[Dataset rows for apps and sites]
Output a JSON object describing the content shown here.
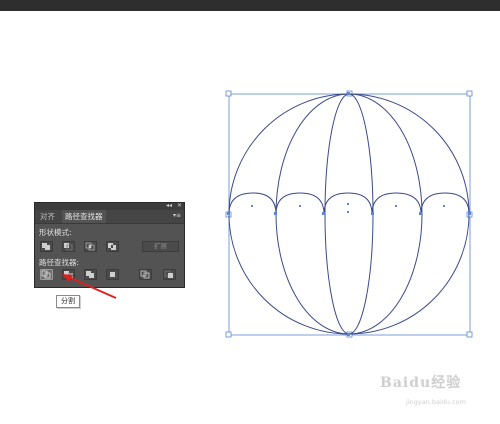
{
  "panel": {
    "tabs": [
      {
        "label": "对齐",
        "active": false
      },
      {
        "label": "路径查找器",
        "active": true
      }
    ],
    "shape_modes_label": "形状模式:",
    "pathfinders_label": "路径查找器:",
    "expand_label": "扩展",
    "controls": {
      "collapse": "◂◂",
      "close": "✕",
      "menu": "▾≡"
    }
  },
  "tooltip": {
    "text": "分割"
  },
  "colors": {
    "panel_bg": "#535353",
    "artwork_stroke": "#3b4a8a",
    "selection_blue": "#5b86d8",
    "arrow_red": "#e02020"
  },
  "watermark": {
    "text": "Baidu经验",
    "sub": "jingyan.baidu.com"
  }
}
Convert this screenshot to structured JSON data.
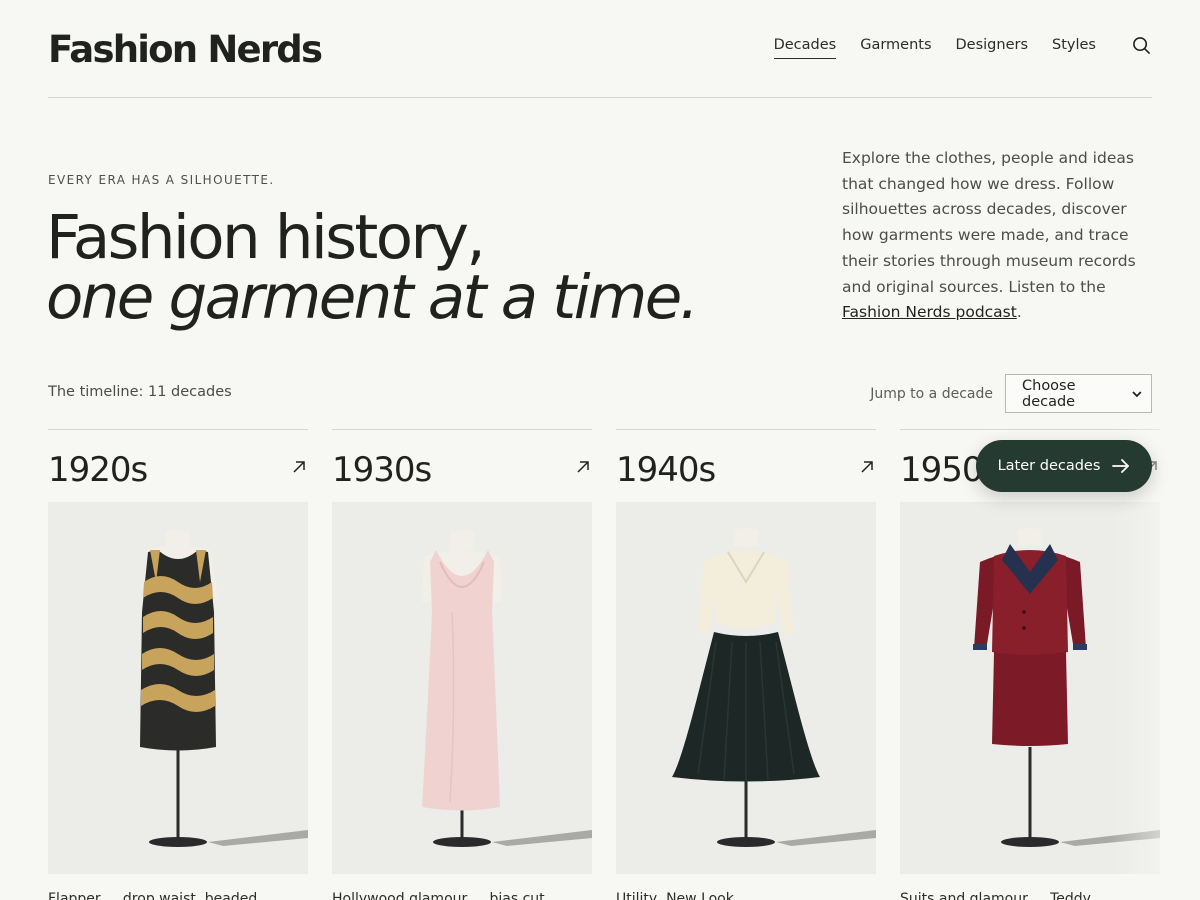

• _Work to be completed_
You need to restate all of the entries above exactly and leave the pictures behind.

• _Problem solution_
Output a JSON object describing the content shown here.
{
  "panel": {
    "tabs": [
      {
        "label": "对齐",
        "active": false
      },
      {
        "label": "路径查找器",
        "active": true
      }
    ],
    "shape_modes_label": "形状模式:",
    "pathfinders_label": "路径查找器:",
    "expand_label": "扩展",
    "controls": {
      "collapse": "◂◂",
      "close": "✕",
      "menu": "▾≡"
    }
  },
  "tooltip": {
    "text": "分割"
  },
  "colors": {
    "panel_bg": "#535353",
    "artwork_stroke": "#3b4a8a",
    "selection_blue": "#5b86d8",
    "arrow_red": "#e02020"
  },
  "watermark": {
    "text": "Baidu经验",
    "sub": "jingyan.baidu.com"
  }
}
Convert this screenshot to structured JSON data.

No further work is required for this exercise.